- 1/3 cup panko breadcrumbs
- 1/2 teaspoon vegetable oil , plus 1-2 tablespoons, divided
- 3 ounces crumbled blue cheese (about 3/4 cup)
- 1 tablespoon chopped Italian parsley
- 2 teaspoons chopped fresh thyme leaves
- kosher salt and freshly-ground black pepper
30 minutes before you’re ready to cook, season steaks on both sides with salt and pepper and let stand at room temperature.
Make the Blue Cheese Crust: Melt butter in a small skillet over medium high heat. Add sliced shallots with a pinch each of salt and pepper. Cook until beginning to soften, about 3 minutes. Reduce heat to low and continue cooking until shallots are soft and caramelized, about 15 minutes longer.
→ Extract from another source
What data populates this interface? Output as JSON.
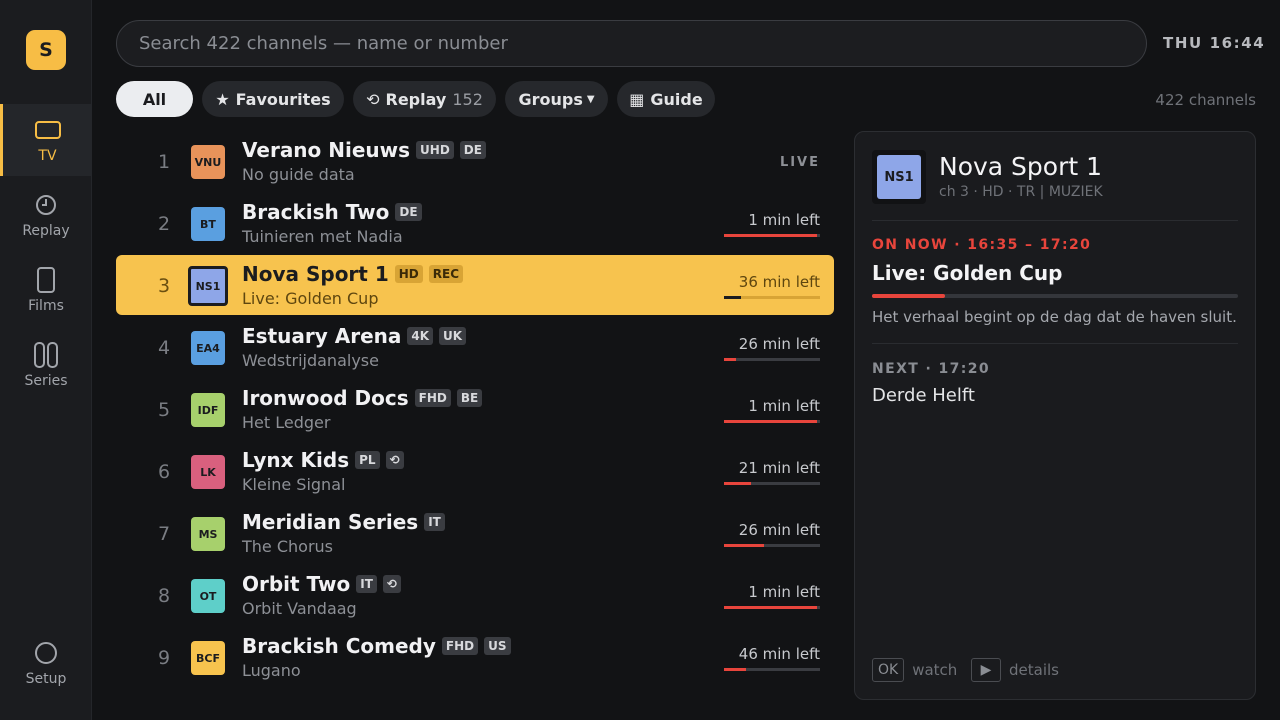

Deglaze the pan with the balsamic vinegar, scraping up any brown bits from the bottom. Cook, stirring, until vinegar is evaporated, 1-2 minutes. Remove from heat and set aside to cool.
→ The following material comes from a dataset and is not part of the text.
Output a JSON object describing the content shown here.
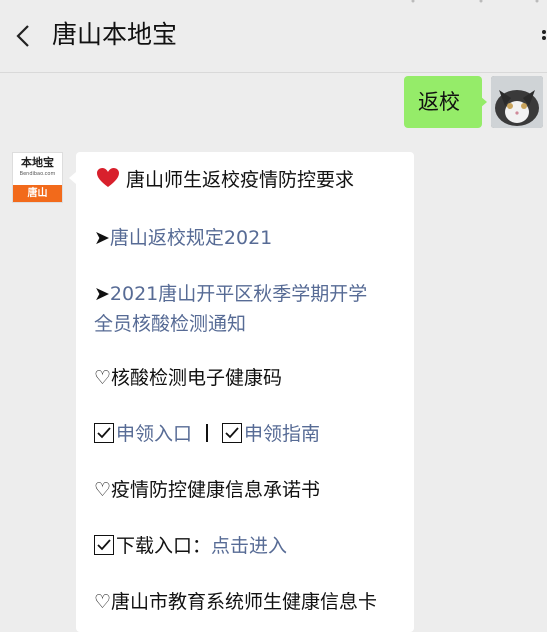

In a bowl, mix together Panko, blue cheese, parsley, thyme, 1/2 teaspoon oil, and caramelized shallots. Leave some chunks of blue cheese in the mixture.
Make the Steaks: Preheat oven to 500 degrees F.
Heat 1-2 tablespoons oil in a 12-inch, oven-safe skillet over high heat, just until wisps of smoke start to rise from the edges of the pan. Sear the steaks for 3-4 minutes per side, until the centers register 120 degrees F (for steaks to be served medium-rare).
Top each steak with half of the blue cheese mixture, pressing to pack it a bit for cleaner slicing. Transfer the skillet to the oven and bake for 4-5 minutes, until the cheese is melted, the topping is golden, and the steaks have an internal temperature of 128-130 degrees F. Remove from oven, let steaks rest 5 minutes on a cutting board, and serve.
Cooking Methods: Cooking times will vary depending on the cut and thickness of the steaks, as well as your desired “doneness.” You can also grill, broil, or sous vide the steaks.
Whatever cooking method you choose, add the blue cheese crust and transfer to the oven when the steaks are one degree of doneness less than you want to serve them. They will finish cooking in the oven with the crust.
If you cooked the steaks closer to its final cooking temperature before adding the crust, don’t worry! Instead of baking in the 500-degree oven, pop the crusted steaks under the broiler for 2 minutes to quickly brown the top and melt the cheese. Watch the steaks carefully – they can burn quickly!
Yield: This recipe makes enough blue cheese crust for two large strip steaks. If you’re using a steak with a smaller surface area, like filet mignon, you’ll have enough for 4 steaks.
Calories: 746 KCAL | Carbohydrates: 14G | Protein: 56G | Fat: 51G | Saturated Fat: 26G | Cholesterol: 184MG | Sodium: 790MG | Potassium: 817MG | Fiber: 1G | Sugar: 4G | Vitamin A: 795IU | Vitamin C: 7.8MG | Calcium: 276MG | Iron: 5.3MG